Photovoltaics can be one of the best solutions for energy generation in the future. Sun is expected to be an unlimited source of energy. Therefore, making use of it can be one of the wisest choices in human history. But, where could we place so many solar panels? As you know, one of the main drawbacks of solar panels is its low efficiency. Thus, we need many of them to produce enough energy. One option is making them float on water. And that’s what they have done in UK: a floating solar farm on the London’s Queen Elizabeth II reservoir.
Water surface? A floating solar farm is better
Vast amounts of water surface can be found in reservoirs or lakes all over the world. They are used for ‘nothing’ apart from storing water. Then, why don’t we look for another way to make use of them? Floating solar farms can be a good solution. Not only to generate energy, but also to diminish evaporation in dry seasons.

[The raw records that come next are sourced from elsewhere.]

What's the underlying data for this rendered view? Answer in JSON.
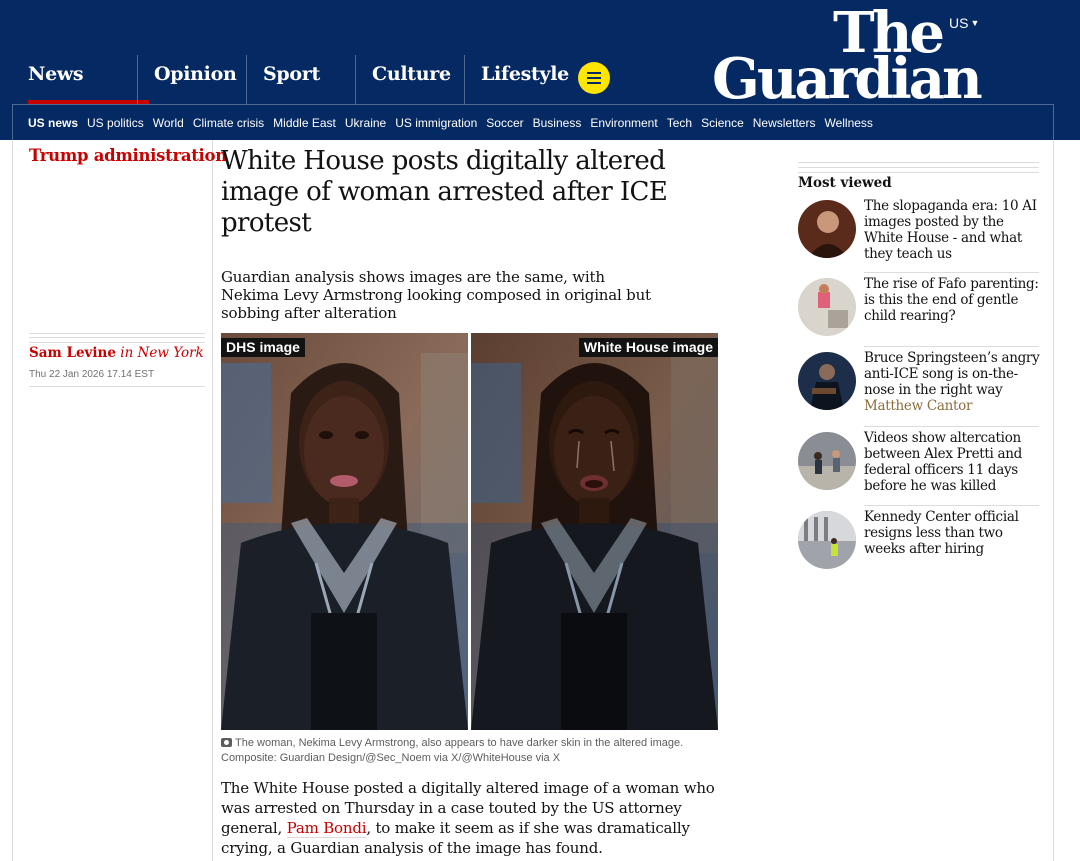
{
  "masthead": {
    "edition": "US",
    "logo_line1": "The",
    "logo_line2": "Guardian",
    "pillars": [
      "News",
      "Opinion",
      "Sport",
      "Culture",
      "Lifestyle"
    ],
    "subnav": [
      "US news",
      "US politics",
      "World",
      "Climate crisis",
      "Middle East",
      "Ukraine",
      "US immigration",
      "Soccer",
      "Business",
      "Environment",
      "Tech",
      "Science",
      "Newsletters",
      "Wellness"
    ]
  },
  "article": {
    "section": "Trump administration",
    "headline": "White House posts digitally altered image of woman arrested after ICE protest",
    "standfirst": "Guardian analysis shows images are the same, with Nekima Levy Armstrong looking composed in original but sobbing after alteration",
    "author": "Sam Levine",
    "location": "in New York",
    "date": "Thu 22 Jan 2026 17.14 EST",
    "image_tag_left": "DHS image",
    "image_tag_right": "White House image",
    "caption_line1": "The woman, Nekima Levy Armstrong, also appears to have darker skin in the altered image.",
    "caption_line2": "Composite: Guardian Design/@Sec_Noem via X/@WhiteHouse via X",
    "body_before": "The White House posted a digitally altered image of a woman who was arrested on Thursday in a case touted by the US attorney general, ",
    "body_link": "Pam Bondi",
    "body_after": ", to make it seem as if she was dramatically crying, a Guardian analysis of the image has found."
  },
  "most_viewed": {
    "title": "Most viewed",
    "items": [
      {
        "text": "The slopaganda era: 10 AI images posted by the White House - and what they teach us",
        "byline": ""
      },
      {
        "text": "The rise of Fafo parenting: is this the end of gentle child rearing?",
        "byline": ""
      },
      {
        "text": "Bruce Springsteen’s angry anti-ICE song is on-the-nose in the right way",
        "byline": "Matthew Cantor"
      },
      {
        "text": "Videos show altercation between Alex Pretti and federal officers 11 days before he was killed",
        "byline": ""
      },
      {
        "text": "Kennedy Center official resigns less than two weeks after hiring",
        "byline": ""
      }
    ]
  },
  "colors": {
    "brand_blue": "#052962",
    "news_red": "#c70000",
    "menu_yellow": "#ffe500",
    "byline_brown": "#8d6e3f"
  },
  "icons": [
    "menu-icon",
    "chevron-down-icon",
    "camera-icon"
  ]
}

Thames Water wants to generate up to a third part of its energy from renewable sources by 2020. This floating solar farm is part of that goal. More than 23,000 panels will have a maximum power output of 6.3MW and produce about 5.8 million kWh, enough energy for 1,800 homes. The panels will cover about 10% of the surface of the reservoir.
Lightsource is the responsible for the management of the installation. They have required more than 61,000 floats and 170 anchors to make this project real. The construction has recently started and will be finished by 2020. As you can imagine, the experience is really positive for the company:
There is a great need from energy intensive industries to reduce their carbon footprint, as well as the amount they are spending on electricity and solar can be the perfect solution,” he said in a statement. “We’re therefore constantly evolving new skill sets to ensure that all of our projects deliver maximum energy generation over the lifetime of the installation.